┌────────

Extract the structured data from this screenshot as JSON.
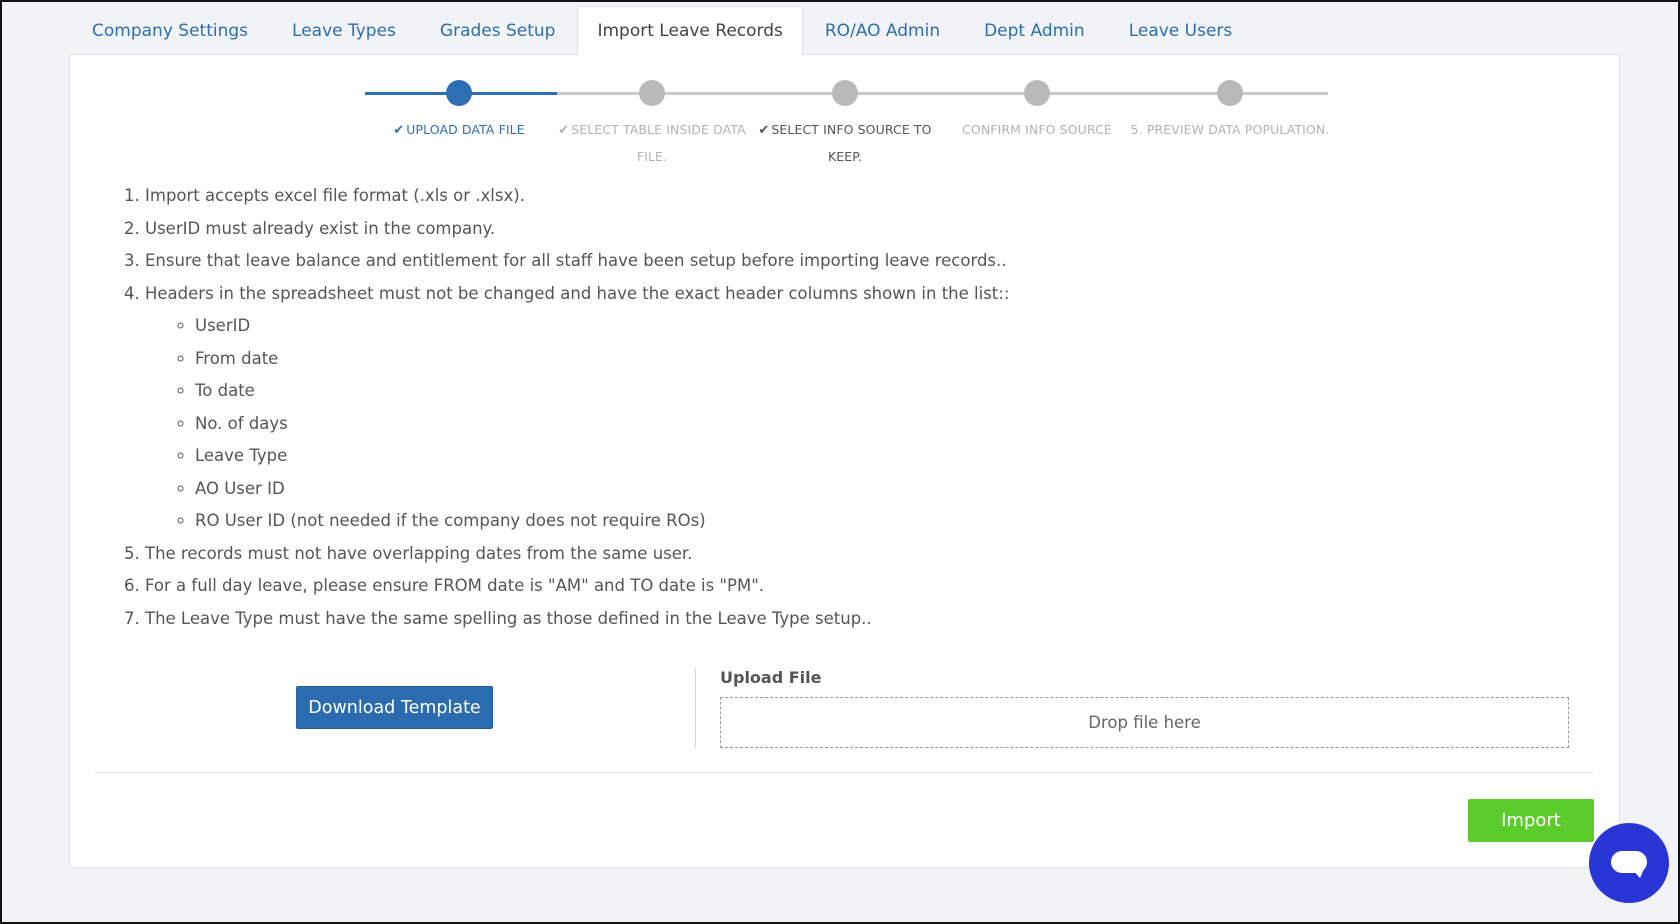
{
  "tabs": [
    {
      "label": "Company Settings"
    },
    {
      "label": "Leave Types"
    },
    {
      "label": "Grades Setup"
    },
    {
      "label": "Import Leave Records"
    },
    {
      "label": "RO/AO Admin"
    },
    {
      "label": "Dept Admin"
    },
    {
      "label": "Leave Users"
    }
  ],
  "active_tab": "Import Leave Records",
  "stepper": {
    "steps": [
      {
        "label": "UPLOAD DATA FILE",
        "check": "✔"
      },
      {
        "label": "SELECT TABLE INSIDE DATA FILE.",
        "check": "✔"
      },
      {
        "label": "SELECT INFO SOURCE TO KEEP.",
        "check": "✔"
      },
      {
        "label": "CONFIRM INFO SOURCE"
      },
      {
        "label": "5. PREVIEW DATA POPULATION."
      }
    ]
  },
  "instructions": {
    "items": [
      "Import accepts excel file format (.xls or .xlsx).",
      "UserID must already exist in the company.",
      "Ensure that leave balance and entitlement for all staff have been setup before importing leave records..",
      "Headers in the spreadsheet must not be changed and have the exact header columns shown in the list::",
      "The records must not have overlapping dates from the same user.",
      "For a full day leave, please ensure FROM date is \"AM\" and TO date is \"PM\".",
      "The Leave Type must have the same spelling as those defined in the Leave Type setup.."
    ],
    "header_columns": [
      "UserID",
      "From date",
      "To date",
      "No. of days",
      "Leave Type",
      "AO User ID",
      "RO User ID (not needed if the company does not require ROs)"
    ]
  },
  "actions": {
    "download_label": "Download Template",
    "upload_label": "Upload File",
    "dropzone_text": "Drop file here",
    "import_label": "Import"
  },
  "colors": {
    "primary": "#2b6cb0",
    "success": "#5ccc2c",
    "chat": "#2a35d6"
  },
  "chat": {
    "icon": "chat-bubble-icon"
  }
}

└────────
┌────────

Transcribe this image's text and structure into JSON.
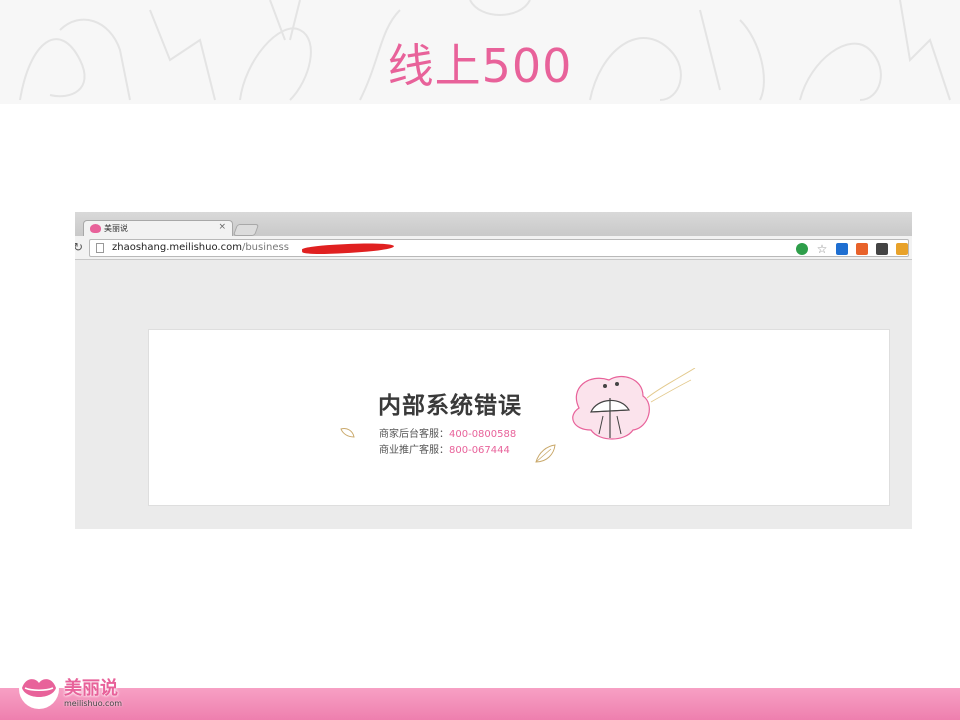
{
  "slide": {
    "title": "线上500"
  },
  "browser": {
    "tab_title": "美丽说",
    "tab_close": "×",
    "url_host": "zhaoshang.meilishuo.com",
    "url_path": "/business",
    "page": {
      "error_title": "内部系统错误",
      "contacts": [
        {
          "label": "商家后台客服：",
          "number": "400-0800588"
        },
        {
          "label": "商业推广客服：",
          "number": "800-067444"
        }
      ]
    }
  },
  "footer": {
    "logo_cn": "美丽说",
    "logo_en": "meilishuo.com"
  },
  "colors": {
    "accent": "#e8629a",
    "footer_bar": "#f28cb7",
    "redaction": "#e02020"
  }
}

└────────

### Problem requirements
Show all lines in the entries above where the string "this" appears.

### Written solution
Extract the structured data from this screenshot as JSON.
Transcribe this image's text and structure into JSON.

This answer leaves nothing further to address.